(Data records for software interfaces)
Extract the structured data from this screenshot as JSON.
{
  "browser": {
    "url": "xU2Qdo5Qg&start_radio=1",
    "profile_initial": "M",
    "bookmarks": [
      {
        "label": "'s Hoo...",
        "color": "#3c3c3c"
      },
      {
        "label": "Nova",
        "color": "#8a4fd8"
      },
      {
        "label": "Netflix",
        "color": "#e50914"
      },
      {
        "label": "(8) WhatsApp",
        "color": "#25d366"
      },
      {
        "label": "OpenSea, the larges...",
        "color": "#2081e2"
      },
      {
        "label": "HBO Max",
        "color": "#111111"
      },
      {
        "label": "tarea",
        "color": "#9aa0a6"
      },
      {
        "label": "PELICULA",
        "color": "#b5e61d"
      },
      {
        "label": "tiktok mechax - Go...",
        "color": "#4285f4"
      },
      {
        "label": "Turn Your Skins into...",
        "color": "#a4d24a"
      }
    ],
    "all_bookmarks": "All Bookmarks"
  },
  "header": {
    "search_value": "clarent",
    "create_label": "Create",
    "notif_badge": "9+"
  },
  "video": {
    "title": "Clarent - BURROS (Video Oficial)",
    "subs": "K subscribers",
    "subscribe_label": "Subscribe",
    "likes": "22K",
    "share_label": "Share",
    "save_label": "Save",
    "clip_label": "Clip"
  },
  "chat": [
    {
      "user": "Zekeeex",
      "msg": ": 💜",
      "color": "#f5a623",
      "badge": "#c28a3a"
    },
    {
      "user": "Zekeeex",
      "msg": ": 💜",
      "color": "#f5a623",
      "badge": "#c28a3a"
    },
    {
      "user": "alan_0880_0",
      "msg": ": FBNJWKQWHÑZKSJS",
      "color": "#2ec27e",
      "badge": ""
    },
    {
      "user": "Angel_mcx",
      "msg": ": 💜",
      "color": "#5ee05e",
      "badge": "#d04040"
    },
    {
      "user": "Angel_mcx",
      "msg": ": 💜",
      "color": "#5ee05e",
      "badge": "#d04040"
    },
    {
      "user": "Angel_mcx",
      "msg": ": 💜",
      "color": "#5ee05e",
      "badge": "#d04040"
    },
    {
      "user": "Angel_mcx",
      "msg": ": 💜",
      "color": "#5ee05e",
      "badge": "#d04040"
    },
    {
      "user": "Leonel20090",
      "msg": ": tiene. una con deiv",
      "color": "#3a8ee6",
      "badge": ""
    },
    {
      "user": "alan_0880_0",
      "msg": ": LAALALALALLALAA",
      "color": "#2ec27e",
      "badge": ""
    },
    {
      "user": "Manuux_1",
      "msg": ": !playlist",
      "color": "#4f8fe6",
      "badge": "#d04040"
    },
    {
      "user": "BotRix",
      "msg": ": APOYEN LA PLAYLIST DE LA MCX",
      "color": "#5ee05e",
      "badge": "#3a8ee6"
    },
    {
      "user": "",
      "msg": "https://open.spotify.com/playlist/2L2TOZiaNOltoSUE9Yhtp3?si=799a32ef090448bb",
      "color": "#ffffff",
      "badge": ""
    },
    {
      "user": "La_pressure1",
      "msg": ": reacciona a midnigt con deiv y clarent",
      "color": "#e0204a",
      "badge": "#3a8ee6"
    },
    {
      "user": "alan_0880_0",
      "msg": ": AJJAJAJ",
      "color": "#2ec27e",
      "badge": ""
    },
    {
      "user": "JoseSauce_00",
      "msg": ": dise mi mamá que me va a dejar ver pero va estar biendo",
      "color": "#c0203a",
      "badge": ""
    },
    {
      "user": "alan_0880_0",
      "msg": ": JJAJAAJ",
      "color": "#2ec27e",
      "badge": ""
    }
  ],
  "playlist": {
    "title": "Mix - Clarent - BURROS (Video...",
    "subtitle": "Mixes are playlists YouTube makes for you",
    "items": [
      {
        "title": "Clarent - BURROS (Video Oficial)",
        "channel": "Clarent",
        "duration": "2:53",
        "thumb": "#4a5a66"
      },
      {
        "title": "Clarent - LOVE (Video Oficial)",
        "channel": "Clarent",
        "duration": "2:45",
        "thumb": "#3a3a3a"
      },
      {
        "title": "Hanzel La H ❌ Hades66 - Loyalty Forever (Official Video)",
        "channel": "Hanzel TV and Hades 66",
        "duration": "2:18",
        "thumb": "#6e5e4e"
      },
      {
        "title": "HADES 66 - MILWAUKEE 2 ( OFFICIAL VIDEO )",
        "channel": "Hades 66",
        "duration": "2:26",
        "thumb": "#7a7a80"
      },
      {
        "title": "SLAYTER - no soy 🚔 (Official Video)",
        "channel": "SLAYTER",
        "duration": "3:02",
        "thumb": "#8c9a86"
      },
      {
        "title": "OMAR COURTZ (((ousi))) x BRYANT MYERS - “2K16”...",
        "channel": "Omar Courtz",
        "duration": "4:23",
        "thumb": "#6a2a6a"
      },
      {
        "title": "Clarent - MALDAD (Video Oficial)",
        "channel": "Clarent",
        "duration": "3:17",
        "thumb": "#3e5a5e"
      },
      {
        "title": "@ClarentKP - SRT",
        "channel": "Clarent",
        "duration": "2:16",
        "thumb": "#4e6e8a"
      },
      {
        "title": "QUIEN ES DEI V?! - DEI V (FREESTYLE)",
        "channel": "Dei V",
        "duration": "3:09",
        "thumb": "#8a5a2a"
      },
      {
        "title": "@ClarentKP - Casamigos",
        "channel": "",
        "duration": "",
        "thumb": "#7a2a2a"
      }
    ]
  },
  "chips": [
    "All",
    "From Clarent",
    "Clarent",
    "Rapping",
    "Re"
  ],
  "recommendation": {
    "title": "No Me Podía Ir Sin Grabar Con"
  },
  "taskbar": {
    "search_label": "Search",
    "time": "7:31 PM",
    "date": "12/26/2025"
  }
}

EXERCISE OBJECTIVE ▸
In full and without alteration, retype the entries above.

TASK SOLUTION ▸
Extract the structured data from this screenshot as JSON.
{
  "browser": {
    "url": "xU2Qdo5Qg&start_radio=1",
    "profile_initial": "M",
    "bookmarks": [
      {
        "label": "'s Hoo...",
        "color": "#3c3c3c"
      },
      {
        "label": "Nova",
        "color": "#8a4fd8"
      },
      {
        "label": "Netflix",
        "color": "#e50914"
      },
      {
        "label": "(8) WhatsApp",
        "color": "#25d366"
      },
      {
        "label": "OpenSea, the larges...",
        "color": "#2081e2"
      },
      {
        "label": "HBO Max",
        "color": "#111111"
      },
      {
        "label": "tarea",
        "color": "#9aa0a6"
      },
      {
        "label": "PELICULA",
        "color": "#b5e61d"
      },
      {
        "label": "tiktok mechax - Go...",
        "color": "#4285f4"
      },
      {
        "label": "Turn Your Skins into...",
        "color": "#a4d24a"
      }
    ],
    "all_bookmarks": "All Bookmarks"
  },
  "header": {
    "search_value": "clarent",
    "create_label": "Create",
    "notif_badge": "9+"
  },
  "video": {
    "title": "Clarent - BURROS (Video Oficial)",
    "subs": "K subscribers",
    "subscribe_label": "Subscribe",
    "likes": "22K",
    "share_label": "Share",
    "save_label": "Save",
    "clip_label": "Clip"
  },
  "chat": [
    {
      "user": "Zekeeex",
      "msg": ": 💜",
      "color": "#f5a623",
      "badge": "#c28a3a"
    },
    {
      "user": "Zekeeex",
      "msg": ": 💜",
      "color": "#f5a623",
      "badge": "#c28a3a"
    },
    {
      "user": "alan_0880_0",
      "msg": ": FBNJWKQWHÑZKSJS",
      "color": "#2ec27e",
      "badge": ""
    },
    {
      "user": "Angel_mcx",
      "msg": ": 💜",
      "color": "#5ee05e",
      "badge": "#d04040"
    },
    {
      "user": "Angel_mcx",
      "msg": ": 💜",
      "color": "#5ee05e",
      "badge": "#d04040"
    },
    {
      "user": "Angel_mcx",
      "msg": ": 💜",
      "color": "#5ee05e",
      "badge": "#d04040"
    },
    {
      "user": "Angel_mcx",
      "msg": ": 💜",
      "color": "#5ee05e",
      "badge": "#d04040"
    },
    {
      "user": "Leonel20090",
      "msg": ": tiene. una con deiv",
      "color": "#3a8ee6",
      "badge": ""
    },
    {
      "user": "alan_0880_0",
      "msg": ": LAALALALALLALAA",
      "color": "#2ec27e",
      "badge": ""
    },
    {
      "user": "Manuux_1",
      "msg": ": !playlist",
      "color": "#4f8fe6",
      "badge": "#d04040"
    },
    {
      "user": "BotRix",
      "msg": ": APOYEN LA PLAYLIST DE LA MCX",
      "color": "#5ee05e",
      "badge": "#3a8ee6"
    },
    {
      "user": "",
      "msg": "https://open.spotify.com/playlist/2L2TOZiaNOltoSUE9Yhtp3?si=799a32ef090448bb",
      "color": "#ffffff",
      "badge": ""
    },
    {
      "user": "La_pressure1",
      "msg": ": reacciona a midnigt con deiv y clarent",
      "color": "#e0204a",
      "badge": "#3a8ee6"
    },
    {
      "user": "alan_0880_0",
      "msg": ": AJJAJAJ",
      "color": "#2ec27e",
      "badge": ""
    },
    {
      "user": "JoseSauce_00",
      "msg": ": dise mi mamá que me va a dejar ver pero va estar biendo",
      "color": "#c0203a",
      "badge": ""
    },
    {
      "user": "alan_0880_0",
      "msg": ": JJAJAAJ",
      "color": "#2ec27e",
      "badge": ""
    }
  ],
  "playlist": {
    "title": "Mix - Clarent - BURROS (Video...",
    "subtitle": "Mixes are playlists YouTube makes for you",
    "items": [
      {
        "title": "Clarent - BURROS (Video Oficial)",
        "channel": "Clarent",
        "duration": "2:53",
        "thumb": "#4a5a66"
      },
      {
        "title": "Clarent - LOVE (Video Oficial)",
        "channel": "Clarent",
        "duration": "2:45",
        "thumb": "#3a3a3a"
      },
      {
        "title": "Hanzel La H ❌ Hades66 - Loyalty Forever (Official Video)",
        "channel": "Hanzel TV and Hades 66",
        "duration": "2:18",
        "thumb": "#6e5e4e"
      },
      {
        "title": "HADES 66 - MILWAUKEE 2 ( OFFICIAL VIDEO )",
        "channel": "Hades 66",
        "duration": "2:26",
        "thumb": "#7a7a80"
      },
      {
        "title": "SLAYTER - no soy 🚔 (Official Video)",
        "channel": "SLAYTER",
        "duration": "3:02",
        "thumb": "#8c9a86"
      },
      {
        "title": "OMAR COURTZ (((ousi))) x BRYANT MYERS - “2K16”...",
        "channel": "Omar Courtz",
        "duration": "4:23",
        "thumb": "#6a2a6a"
      },
      {
        "title": "Clarent - MALDAD (Video Oficial)",
        "channel": "Clarent",
        "duration": "3:17",
        "thumb": "#3e5a5e"
      },
      {
        "title": "@ClarentKP - SRT",
        "channel": "Clarent",
        "duration": "2:16",
        "thumb": "#4e6e8a"
      },
      {
        "title": "QUIEN ES DEI V?! - DEI V (FREESTYLE)",
        "channel": "Dei V",
        "duration": "3:09",
        "thumb": "#8a5a2a"
      },
      {
        "title": "@ClarentKP - Casamigos",
        "channel": "",
        "duration": "",
        "thumb": "#7a2a2a"
      }
    ]
  },
  "chips": [
    "All",
    "From Clarent",
    "Clarent",
    "Rapping",
    "Re"
  ],
  "recommendation": {
    "title": "No Me Podía Ir Sin Grabar Con"
  },
  "taskbar": {
    "search_label": "Search",
    "time": "7:31 PM",
    "date": "12/26/2025"
  }
}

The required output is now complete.